**TASK TO COMPLETE:** An exact copy of the data below is required; return it in full.
++++ SUPPLIED ENTRIES ++++
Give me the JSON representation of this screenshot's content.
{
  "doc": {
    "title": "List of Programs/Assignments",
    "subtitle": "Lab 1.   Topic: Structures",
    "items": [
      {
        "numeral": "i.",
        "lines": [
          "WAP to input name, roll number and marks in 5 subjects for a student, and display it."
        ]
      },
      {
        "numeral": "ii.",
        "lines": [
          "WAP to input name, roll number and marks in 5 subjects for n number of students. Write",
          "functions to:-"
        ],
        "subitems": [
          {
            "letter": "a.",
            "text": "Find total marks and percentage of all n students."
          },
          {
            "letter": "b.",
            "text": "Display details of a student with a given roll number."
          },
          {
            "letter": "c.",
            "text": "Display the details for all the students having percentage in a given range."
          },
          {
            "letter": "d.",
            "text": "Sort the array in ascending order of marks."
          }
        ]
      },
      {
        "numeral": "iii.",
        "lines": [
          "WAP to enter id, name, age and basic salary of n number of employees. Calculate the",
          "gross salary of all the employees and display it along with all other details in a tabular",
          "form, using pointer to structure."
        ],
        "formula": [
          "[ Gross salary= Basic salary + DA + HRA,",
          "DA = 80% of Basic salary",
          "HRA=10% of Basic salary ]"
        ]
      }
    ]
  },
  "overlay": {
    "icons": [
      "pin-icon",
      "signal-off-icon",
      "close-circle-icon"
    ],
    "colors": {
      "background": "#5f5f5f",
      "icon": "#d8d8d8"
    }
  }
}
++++
**ANSWER:**
Give me the JSON representation of this screenshot's content.
{
  "doc": {
    "title": "List of Programs/Assignments",
    "subtitle": "Lab 1.   Topic: Structures",
    "items": [
      {
        "numeral": "i.",
        "lines": [
          "WAP to input name, roll number and marks in 5 subjects for a student, and display it."
        ]
      },
      {
        "numeral": "ii.",
        "lines": [
          "WAP to input name, roll number and marks in 5 subjects for n number of students. Write",
          "functions to:-"
        ],
        "subitems": [
          {
            "letter": "a.",
            "text": "Find total marks and percentage of all n students."
          },
          {
            "letter": "b.",
            "text": "Display details of a student with a given roll number."
          },
          {
            "letter": "c.",
            "text": "Display the details for all the students having percentage in a given range."
          },
          {
            "letter": "d.",
            "text": "Sort the array in ascending order of marks."
          }
        ]
      },
      {
        "numeral": "iii.",
        "lines": [
          "WAP to enter id, name, age and basic salary of n number of employees. Calculate the",
          "gross salary of all the employees and display it along with all other details in a tabular",
          "form, using pointer to structure."
        ],
        "formula": [
          "[ Gross salary= Basic salary + DA + HRA,",
          "DA = 80% of Basic salary",
          "HRA=10% of Basic salary ]"
        ]
      }
    ]
  },
  "overlay": {
    "icons": [
      "pin-icon",
      "signal-off-icon",
      "close-circle-icon"
    ],
    "colors": {
      "background": "#5f5f5f",
      "icon": "#d8d8d8"
    }
  }
}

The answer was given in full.